Who: Advertising Standards Authority (“ASA”), LMnext UK Ltd t/a lastminute.com (“Lastminute”)
When: 29 July 2015
Law stated as at: 17 September 2015
Travel website lastminute.com has been censured by the ASA for how it portrayed special offer prices on its website.
The complaint in question related to a “top secret hotel” featured on the retailer’s website. “Top secret hotels” are hotels rooms offered at reduced rates on the basis that the customer does not find out the identity/exact location of the hotel until after they complete the booking process (allowing the hotels to also offer rooms at a higher rate for customers who wish to have certainty as to what they are booking).
Lastminute strikes out with the ASA
In this case, the claim on the website was as follows:
“save 38% Total stay £190.00 £118.50. Based on Standard Non-Smoking Double Room Only”.
A customer complained to the ASA that, in fact, the crossed out price of £190 was the cost of a superior room rather than a standard double room. The claim therefore compared the cheaper price of a standard double against a different, more expensive category of room, making the saving seem bigger than it actually was. A customer who might think that they were saving £71.50 by booking via Lastminute would actually have saved less in reality. The savings claims for the standard room were therefore misleading and not capable of substantiation.
Lastminute’s response indicated that both the standard and discounted “top secret” rates were provided to them by hotels. However, according to the ASA’s report, they did not provide evidence that £190 was the normal price for a standard room, and therefore that consumers could save 38% as stated.
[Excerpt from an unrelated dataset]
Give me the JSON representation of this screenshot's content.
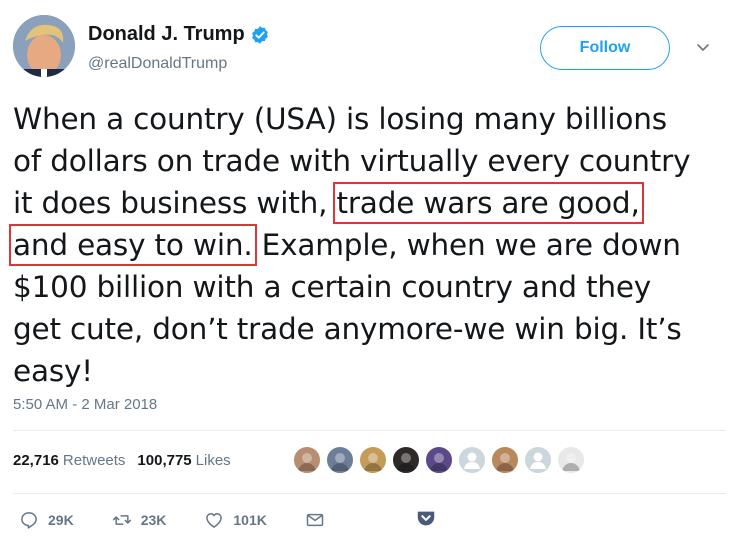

The ASA therefore found the ad to be misleading, in breach of CAP Code rules 3.1, 3.7, 3.17 and 3.40.
Why this matters:
This adjudication is a good reminder that primary responsibility for a business’s marketing activity rests with the business, even if, as appears to have been the case here, the pricing is being flowed through from a supplier.
Marketers using strike-through pricing to illustrate a discount should bear in mind that the rules on price comparisons will apply and retailers must ensure that advertising not only complies with the CAP Code but also takes account of the BIS Pricing Practices Guide (the “BIS Guide”). Doing so is itself a requirement of the CAP Code. The CAP Code applies not only to “advertising” in the conventional sense of the word, but also to how products are described and sold on a retail website.
In this case, Lastminute fell short because it did not substantiate the earlier price. However there are a number of other requirements on sellers drawing comparisons with previous prices (including having regard to the length of time that the previous price was offered and an obligation to provide a clear explanation of the comparison). Sellers using strike-through prices should therefore refer carefully to the BIS Guide or seek legal advice to check that the comparisons they are drawing are compliant.